(Dataset rows describing interfaces)
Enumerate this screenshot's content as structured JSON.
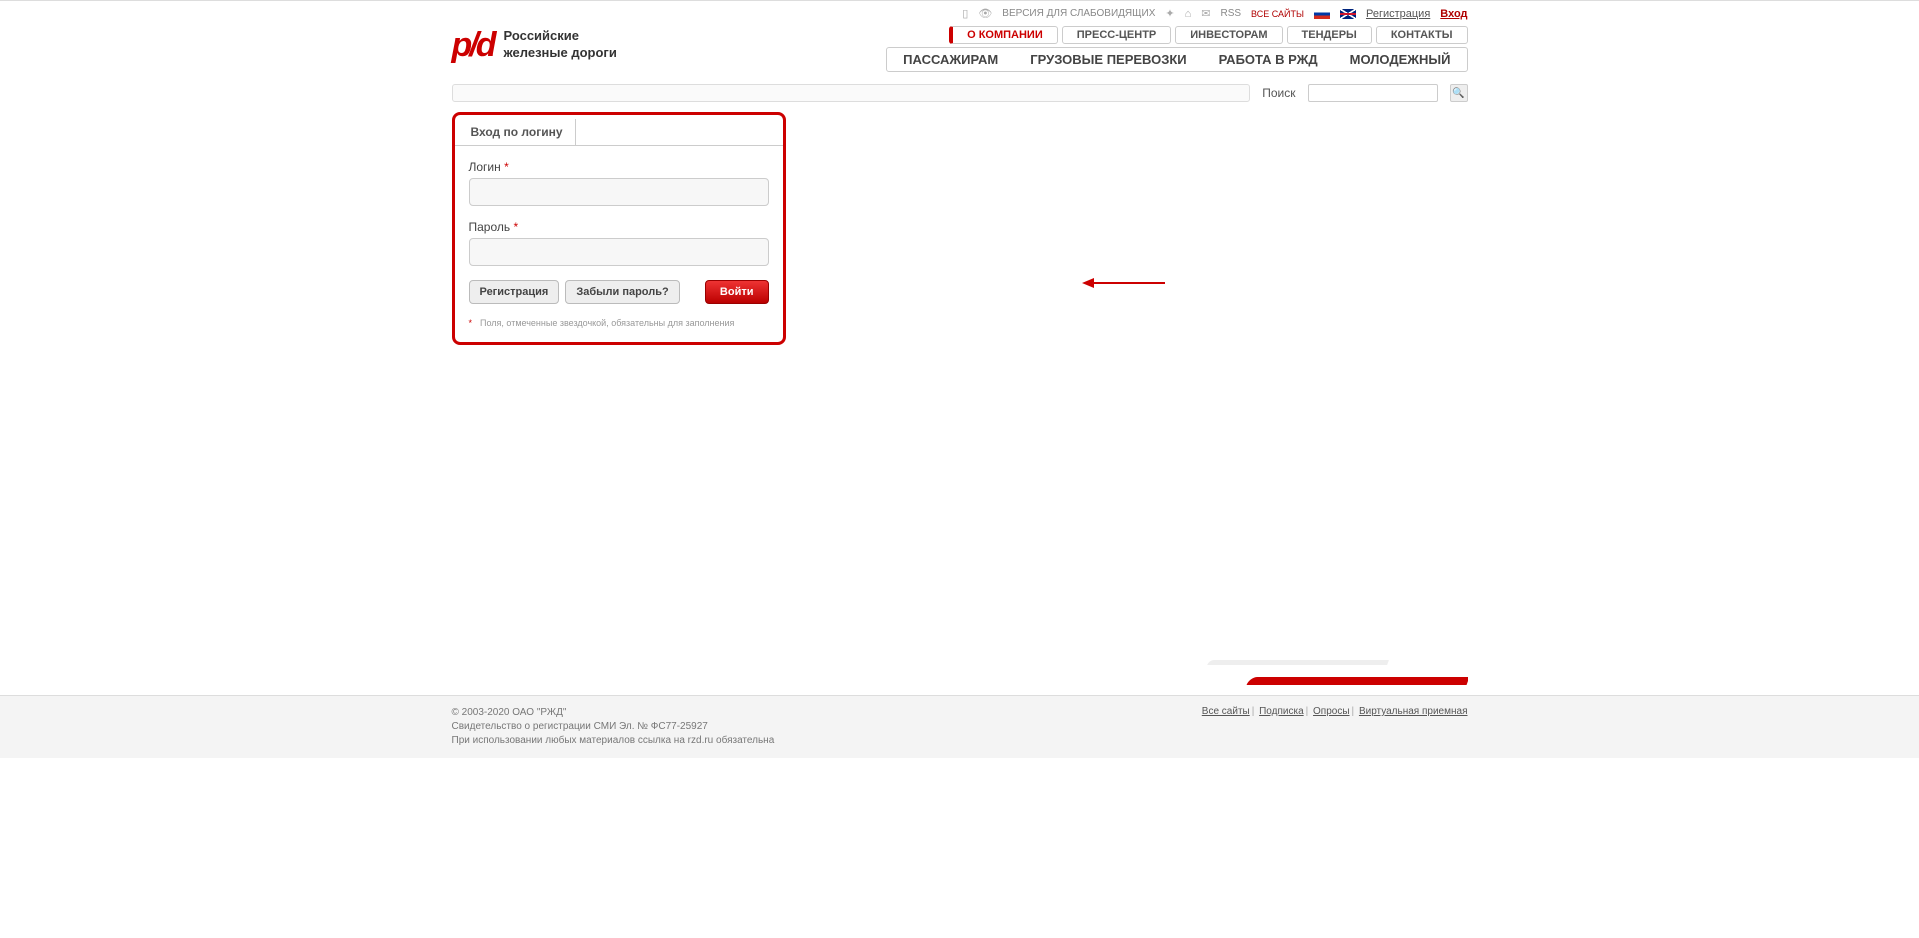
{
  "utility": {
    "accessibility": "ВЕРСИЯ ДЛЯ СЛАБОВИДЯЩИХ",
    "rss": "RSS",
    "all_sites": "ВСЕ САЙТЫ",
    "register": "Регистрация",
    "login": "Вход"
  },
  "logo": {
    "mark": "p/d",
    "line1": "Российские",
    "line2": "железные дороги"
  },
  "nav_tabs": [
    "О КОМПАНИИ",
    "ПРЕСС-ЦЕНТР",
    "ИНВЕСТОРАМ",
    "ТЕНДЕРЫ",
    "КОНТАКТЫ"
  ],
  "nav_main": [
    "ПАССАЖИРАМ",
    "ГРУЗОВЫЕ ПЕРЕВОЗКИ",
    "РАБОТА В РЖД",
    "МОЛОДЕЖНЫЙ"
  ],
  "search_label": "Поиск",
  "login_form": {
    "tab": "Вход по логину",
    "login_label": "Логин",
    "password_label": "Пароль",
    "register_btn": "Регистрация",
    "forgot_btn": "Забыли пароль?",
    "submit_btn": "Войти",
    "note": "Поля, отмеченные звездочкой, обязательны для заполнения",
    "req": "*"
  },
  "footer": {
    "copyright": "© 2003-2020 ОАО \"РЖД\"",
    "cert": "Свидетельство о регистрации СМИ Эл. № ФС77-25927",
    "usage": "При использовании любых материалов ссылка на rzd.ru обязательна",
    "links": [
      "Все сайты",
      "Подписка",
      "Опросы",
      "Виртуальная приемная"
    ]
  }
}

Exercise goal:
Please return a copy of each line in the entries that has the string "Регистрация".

Task output:
    "register": "Регистрация",
    "register_btn": "Регистрация",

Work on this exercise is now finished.